#### PROVIDED ENTRIES:
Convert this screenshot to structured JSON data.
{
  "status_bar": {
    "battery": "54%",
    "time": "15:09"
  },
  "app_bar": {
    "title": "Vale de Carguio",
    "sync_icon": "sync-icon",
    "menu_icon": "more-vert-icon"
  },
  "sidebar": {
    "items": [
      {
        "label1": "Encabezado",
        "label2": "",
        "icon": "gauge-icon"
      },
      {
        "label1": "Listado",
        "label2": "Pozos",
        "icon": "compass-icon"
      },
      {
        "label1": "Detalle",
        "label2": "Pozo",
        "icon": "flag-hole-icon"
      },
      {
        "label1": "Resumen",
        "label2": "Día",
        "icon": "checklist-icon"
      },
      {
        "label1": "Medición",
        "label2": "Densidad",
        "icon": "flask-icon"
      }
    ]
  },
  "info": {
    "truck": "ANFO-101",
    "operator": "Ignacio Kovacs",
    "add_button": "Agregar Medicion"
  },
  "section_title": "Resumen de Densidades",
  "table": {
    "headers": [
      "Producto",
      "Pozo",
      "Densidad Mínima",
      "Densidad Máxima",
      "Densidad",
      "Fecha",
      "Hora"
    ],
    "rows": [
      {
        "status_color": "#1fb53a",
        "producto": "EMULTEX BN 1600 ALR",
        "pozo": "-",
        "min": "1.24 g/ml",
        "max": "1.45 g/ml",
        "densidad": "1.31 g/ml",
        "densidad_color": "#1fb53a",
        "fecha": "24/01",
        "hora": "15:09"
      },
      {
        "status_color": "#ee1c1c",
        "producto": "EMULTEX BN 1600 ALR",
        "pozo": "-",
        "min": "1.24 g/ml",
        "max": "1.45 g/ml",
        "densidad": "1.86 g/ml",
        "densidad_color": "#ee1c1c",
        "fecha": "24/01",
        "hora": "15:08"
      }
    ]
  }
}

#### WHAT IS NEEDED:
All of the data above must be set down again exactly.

#### RESULT:
Convert this screenshot to structured JSON data.
{
  "status_bar": {
    "battery": "54%",
    "time": "15:09"
  },
  "app_bar": {
    "title": "Vale de Carguio",
    "sync_icon": "sync-icon",
    "menu_icon": "more-vert-icon"
  },
  "sidebar": {
    "items": [
      {
        "label1": "Encabezado",
        "label2": "",
        "icon": "gauge-icon"
      },
      {
        "label1": "Listado",
        "label2": "Pozos",
        "icon": "compass-icon"
      },
      {
        "label1": "Detalle",
        "label2": "Pozo",
        "icon": "flag-hole-icon"
      },
      {
        "label1": "Resumen",
        "label2": "Día",
        "icon": "checklist-icon"
      },
      {
        "label1": "Medición",
        "label2": "Densidad",
        "icon": "flask-icon"
      }
    ]
  },
  "info": {
    "truck": "ANFO-101",
    "operator": "Ignacio Kovacs",
    "add_button": "Agregar Medicion"
  },
  "section_title": "Resumen de Densidades",
  "table": {
    "headers": [
      "Producto",
      "Pozo",
      "Densidad Mínima",
      "Densidad Máxima",
      "Densidad",
      "Fecha",
      "Hora"
    ],
    "rows": [
      {
        "status_color": "#1fb53a",
        "producto": "EMULTEX BN 1600 ALR",
        "pozo": "-",
        "min": "1.24 g/ml",
        "max": "1.45 g/ml",
        "densidad": "1.31 g/ml",
        "densidad_color": "#1fb53a",
        "fecha": "24/01",
        "hora": "15:09"
      },
      {
        "status_color": "#ee1c1c",
        "producto": "EMULTEX BN 1600 ALR",
        "pozo": "-",
        "min": "1.24 g/ml",
        "max": "1.45 g/ml",
        "densidad": "1.86 g/ml",
        "densidad_color": "#ee1c1c",
        "fecha": "24/01",
        "hora": "15:08"
      }
    ]
  }
}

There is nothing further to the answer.